Your assignment -
Copies of all lines that contain "icon" are needed; take them from the data below.

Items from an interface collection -
|---|

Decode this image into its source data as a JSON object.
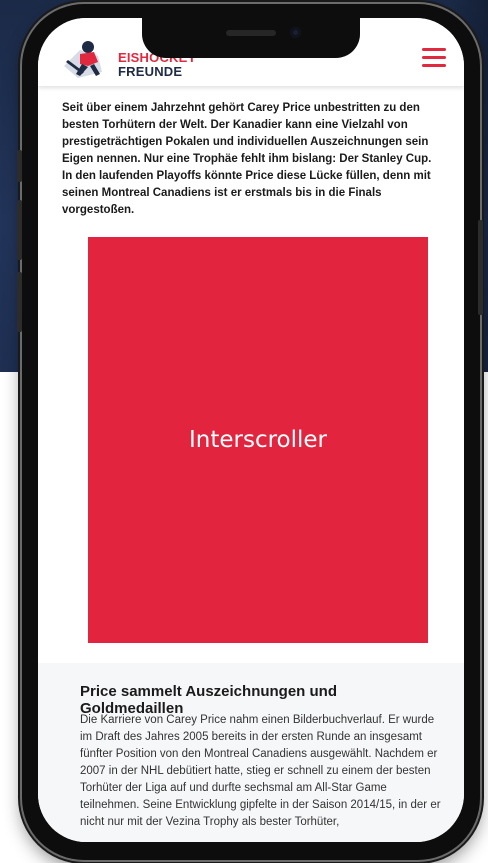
{
  "site": {
    "brand_line1": "EISHOCKEY",
    "brand_line2": "FREUNDE",
    "accent_color": "#e0283e",
    "navy_color": "#1f2a44",
    "logo_icon": "hockey-player-logo-icon",
    "menu_icon": "hamburger-menu-icon"
  },
  "article": {
    "intro": "Seit über einem Jahrzehnt gehört Carey Price unbestritten zu den besten Torhütern der Welt. Der Kanadier kann eine Vielzahl von prestigeträchtigen Pokalen und individuellen Auszeichnungen sein Eigen nennen. Nur eine Trophäe fehlt ihm bislang: Der Stanley Cup. In den laufenden Playoffs könnte Price diese Lücke füllen, denn mit seinen Montreal Canadiens ist er erstmals bis in die Finals vorgestoßen.",
    "ad_label": "Interscroller",
    "ad_color": "#e2243f",
    "section_heading": "Price sammelt Auszeichnungen und Goldmedaillen",
    "section_body": "Die Karriere von Carey Price nahm einen Bilderbuchverlauf. Er wurde im Draft des Jahres 2005 bereits in der ersten Runde an insgesamt fünfter Position von den Montreal Canadiens ausgewählt. Nachdem er 2007 in der NHL debütiert hatte, stieg er schnell zu einem der besten Torhüter der Liga auf und durfte sechsmal am All-Star Game teilnehmen. Seine Entwicklung gipfelte in der Saison 2014/15, in der er nicht nur mit der Vezina Trophy als bester Torhüter,"
  }
}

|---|

Exercise response -
    "logo_icon": "hockey-player-logo-icon",
    "menu_icon": "hamburger-menu-icon"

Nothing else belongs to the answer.